From: Tom Emerson (email@example.com)
Date: Mon May 23 2005 - 17:05:03 CDT
Dean Snyder writes:
> Latin r in no way resembles Latin z; Arabic "r" & "z" are exactly alike
> except for the tiny dot above "z".
And in Buckwalter's transliteration reh (U+0631) is transliterated to
'r' while zain (U+0632) is transliterated to "z". There is a
one-to-one correspondence between the arabic letters and the latin
letters used to transcribe them.
Perhaps our definitions of transliteration are different? It is true
that there are dialectical differences between the phonolgical
realization of 'r' and 'z', but these differences are not generally
reflected in orthography. The presence of the dot *is* the
differentiating factor between reh and zain or between "dal" and
"thal" or "sad" and "dad"...
> You can when they're rendered; and I have been talking all along about
> loss of GLYPHIC correspondences in transliterations.
Who says that glyphic correspondence is a requirement for
transliteration?
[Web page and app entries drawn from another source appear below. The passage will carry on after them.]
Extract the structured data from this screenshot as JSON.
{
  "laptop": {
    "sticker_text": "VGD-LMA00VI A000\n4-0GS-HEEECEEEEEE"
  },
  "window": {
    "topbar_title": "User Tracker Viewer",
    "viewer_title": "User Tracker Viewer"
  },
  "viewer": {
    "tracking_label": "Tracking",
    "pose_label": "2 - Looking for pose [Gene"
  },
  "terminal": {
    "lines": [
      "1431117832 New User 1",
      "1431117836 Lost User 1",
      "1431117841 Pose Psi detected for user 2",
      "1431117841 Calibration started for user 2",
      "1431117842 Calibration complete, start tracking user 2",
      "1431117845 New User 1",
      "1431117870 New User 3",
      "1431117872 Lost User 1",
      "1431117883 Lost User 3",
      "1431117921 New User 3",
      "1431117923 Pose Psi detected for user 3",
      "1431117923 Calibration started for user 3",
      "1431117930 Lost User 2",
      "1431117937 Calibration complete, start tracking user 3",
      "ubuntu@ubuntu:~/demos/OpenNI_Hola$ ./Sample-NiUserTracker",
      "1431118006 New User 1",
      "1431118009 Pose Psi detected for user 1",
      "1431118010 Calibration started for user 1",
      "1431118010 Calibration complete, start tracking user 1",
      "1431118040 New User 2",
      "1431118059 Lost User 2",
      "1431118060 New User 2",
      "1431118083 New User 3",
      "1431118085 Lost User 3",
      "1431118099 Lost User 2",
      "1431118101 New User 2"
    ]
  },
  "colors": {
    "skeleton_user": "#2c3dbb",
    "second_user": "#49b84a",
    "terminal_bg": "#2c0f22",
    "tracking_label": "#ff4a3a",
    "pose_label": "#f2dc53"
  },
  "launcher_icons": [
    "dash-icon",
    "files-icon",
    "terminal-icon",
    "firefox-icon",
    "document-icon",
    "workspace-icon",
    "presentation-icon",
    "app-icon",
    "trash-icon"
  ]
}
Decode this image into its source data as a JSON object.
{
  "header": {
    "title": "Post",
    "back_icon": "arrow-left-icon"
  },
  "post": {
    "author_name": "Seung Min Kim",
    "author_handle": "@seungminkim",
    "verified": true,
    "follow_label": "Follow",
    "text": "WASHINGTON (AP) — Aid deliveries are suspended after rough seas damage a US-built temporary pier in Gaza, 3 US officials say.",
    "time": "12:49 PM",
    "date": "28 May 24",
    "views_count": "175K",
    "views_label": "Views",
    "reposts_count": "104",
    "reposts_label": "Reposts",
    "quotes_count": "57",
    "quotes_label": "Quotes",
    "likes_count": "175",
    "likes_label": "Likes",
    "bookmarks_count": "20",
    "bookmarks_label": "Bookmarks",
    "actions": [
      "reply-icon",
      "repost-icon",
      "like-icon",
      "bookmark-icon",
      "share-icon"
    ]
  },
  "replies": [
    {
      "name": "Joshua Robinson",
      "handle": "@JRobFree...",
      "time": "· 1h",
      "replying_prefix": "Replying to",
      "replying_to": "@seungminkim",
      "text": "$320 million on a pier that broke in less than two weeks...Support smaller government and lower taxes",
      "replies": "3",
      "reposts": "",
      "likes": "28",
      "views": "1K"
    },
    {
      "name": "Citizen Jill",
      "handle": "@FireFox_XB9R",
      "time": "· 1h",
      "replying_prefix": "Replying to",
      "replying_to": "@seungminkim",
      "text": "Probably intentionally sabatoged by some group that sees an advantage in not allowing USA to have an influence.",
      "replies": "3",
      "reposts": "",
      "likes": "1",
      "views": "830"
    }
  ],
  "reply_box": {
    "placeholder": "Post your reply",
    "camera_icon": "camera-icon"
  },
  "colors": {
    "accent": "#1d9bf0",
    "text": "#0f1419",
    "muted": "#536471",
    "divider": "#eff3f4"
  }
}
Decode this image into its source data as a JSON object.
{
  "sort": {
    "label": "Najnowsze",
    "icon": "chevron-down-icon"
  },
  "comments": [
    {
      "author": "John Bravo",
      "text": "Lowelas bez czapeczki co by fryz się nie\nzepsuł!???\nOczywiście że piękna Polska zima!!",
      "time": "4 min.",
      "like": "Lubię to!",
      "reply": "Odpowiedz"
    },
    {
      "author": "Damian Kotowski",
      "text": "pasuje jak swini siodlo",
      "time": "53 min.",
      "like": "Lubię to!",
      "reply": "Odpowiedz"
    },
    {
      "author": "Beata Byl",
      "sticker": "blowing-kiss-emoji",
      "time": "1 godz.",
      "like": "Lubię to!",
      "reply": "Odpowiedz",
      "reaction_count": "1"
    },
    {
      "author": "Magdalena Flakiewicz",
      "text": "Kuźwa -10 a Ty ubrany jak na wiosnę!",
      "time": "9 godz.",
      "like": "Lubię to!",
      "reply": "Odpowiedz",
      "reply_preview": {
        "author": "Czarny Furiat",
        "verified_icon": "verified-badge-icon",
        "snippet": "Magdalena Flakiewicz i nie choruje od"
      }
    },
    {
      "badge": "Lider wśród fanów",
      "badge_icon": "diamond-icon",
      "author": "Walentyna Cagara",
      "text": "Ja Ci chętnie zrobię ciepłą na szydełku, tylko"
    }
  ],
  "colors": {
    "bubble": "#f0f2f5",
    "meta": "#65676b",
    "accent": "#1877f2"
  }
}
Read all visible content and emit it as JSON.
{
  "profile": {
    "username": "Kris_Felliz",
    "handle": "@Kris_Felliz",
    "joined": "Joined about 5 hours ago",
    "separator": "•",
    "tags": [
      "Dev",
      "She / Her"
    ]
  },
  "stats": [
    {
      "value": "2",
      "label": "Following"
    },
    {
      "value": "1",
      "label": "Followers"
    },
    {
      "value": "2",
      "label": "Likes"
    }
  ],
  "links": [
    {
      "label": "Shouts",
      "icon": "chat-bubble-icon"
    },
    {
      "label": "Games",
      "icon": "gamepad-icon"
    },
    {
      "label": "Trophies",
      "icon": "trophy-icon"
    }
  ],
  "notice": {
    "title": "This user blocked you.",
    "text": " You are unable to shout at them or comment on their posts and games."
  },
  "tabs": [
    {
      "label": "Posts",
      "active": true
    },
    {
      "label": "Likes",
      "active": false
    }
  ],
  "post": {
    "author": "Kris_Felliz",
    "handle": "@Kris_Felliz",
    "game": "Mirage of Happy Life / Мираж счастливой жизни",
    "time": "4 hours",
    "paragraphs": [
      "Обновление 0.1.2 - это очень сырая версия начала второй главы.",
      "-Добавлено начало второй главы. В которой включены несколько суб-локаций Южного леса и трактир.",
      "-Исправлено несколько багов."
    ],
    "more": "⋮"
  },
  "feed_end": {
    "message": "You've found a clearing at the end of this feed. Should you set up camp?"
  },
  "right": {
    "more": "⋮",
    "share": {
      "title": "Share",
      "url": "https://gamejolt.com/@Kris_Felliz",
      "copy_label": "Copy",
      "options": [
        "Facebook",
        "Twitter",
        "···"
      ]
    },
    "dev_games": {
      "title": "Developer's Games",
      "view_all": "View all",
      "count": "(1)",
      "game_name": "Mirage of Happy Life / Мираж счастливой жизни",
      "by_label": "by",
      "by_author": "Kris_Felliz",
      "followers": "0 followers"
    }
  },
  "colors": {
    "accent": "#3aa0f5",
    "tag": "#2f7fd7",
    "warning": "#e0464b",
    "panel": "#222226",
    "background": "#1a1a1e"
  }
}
There are adhoc Arabic transliterations where ASCII
numerals are used for certain Arabic letters due to their glyphic
similarity, e.g., '3' for 'ain' and '3.' (or '.3' or "'3") for 'gain'.
This all comes down to different transliteration schemes server
different purposes. The need for reversiblity or similarity to the
original are axes along which they differ.
-- Tom Emerson Basis Technology Corp. Software Architect http://www.basistech.com "Beware the lollipop of mediocrity: lick it once and you suck forever"
This archive was generated by hypermail 2.1.5 : Mon May 23 2005 - 17:05:54 CDT